Thomas said good calling is still essential but he will let the gobbler dictate how he calls.

“During late season, I do adjust my calling for the pressure gobblers have felt whether by me or others,” he said. “I still call aggressively, but not overbearing. I do have to have a bit more patience in late season once I get a bird to gobble and target a specific turkey.”

Thomas said that getting out early is productive, but depending on his schedule, he often gets into the woods mid-day and hunts until evening.  

“Mid-day and afternoons suit my preferred hunting style anyway, and it’s also a time when the woods are nearly empty of other hunters,” said Thomas, who casts a wide net in search of late season gobblers, often finding turkeys where he hasn’t seen or heard them previously. 

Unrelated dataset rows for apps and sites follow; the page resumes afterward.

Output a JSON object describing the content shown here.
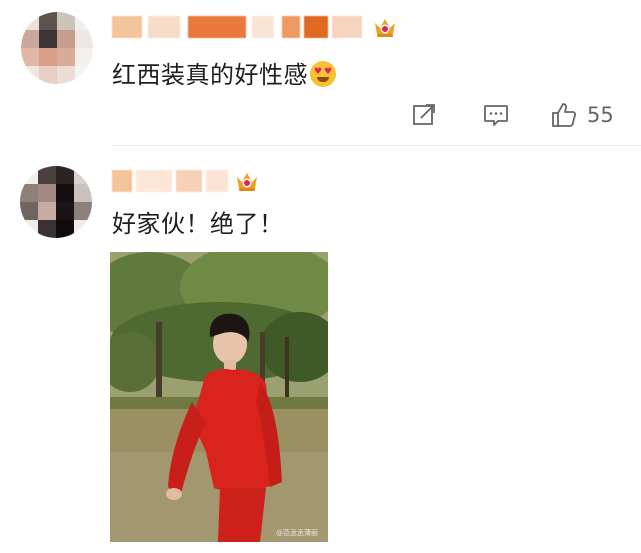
{
  "comments": [
    {
      "text": "红西装真的好性感",
      "emoji": "heart-eyes",
      "likes": "55"
    },
    {
      "text": "好家伙！绝了！",
      "image_watermark": "@范丞丞薄丽"
    }
  ],
  "colors": {
    "badge": "#f0a020",
    "like_count": "#666666",
    "suit_red": "#d9231d"
  },
  "icons": {
    "share": "share-icon",
    "comment": "comment-icon",
    "like": "thumbs-up-icon",
    "badge": "crown-badge-icon"
  }
}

“I think with fewer hens available, some of the gobblers get mobile,” he said. “Typically, gobblers have a comfortable home range, but when hens are scarce, they may travel. Because of that trait, I check areas with good turkey habitat, even if birds have not been heard all season.”

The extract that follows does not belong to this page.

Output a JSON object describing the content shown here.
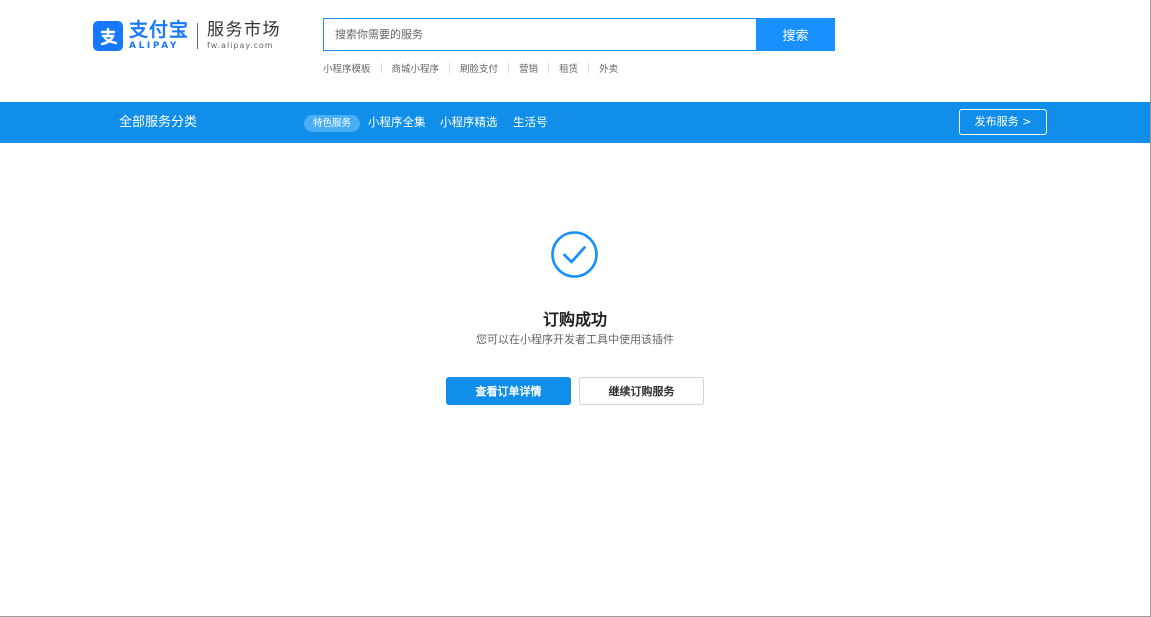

Thomas said more gobblers are available than most hunters think.

“If you’ve got the right sound, rhythm and confidence, you can kill turkeys during late season being aggressive,” he said. “If you can make the sound, it’s all good. To be successful during late season, I key on three other essential factors.

“First you need the desire to keep hunting,” Thomas said. “You must be willing to go when you can, morning or afternoon. Next, you’ve got to have places to go that have gobblers, and that comes from doing research, scouting and being observant. Finally, have confidence and initiative to stay with it. You may need to move and hunt multiple areas. It’s not a lazy hunter’s game, and if spring weather gets you thinking about fishing, you need to go get in a boat. But it’s an extremely productive time to tag a gobbler.”

Whether you prefer aggressive tactics or decide to slow-roll it for gobblers, the truth is, great gobbler action exists late in the season. Plan your hunt and hunt your plan, because it’s a long 10 ½ months before we can do it again.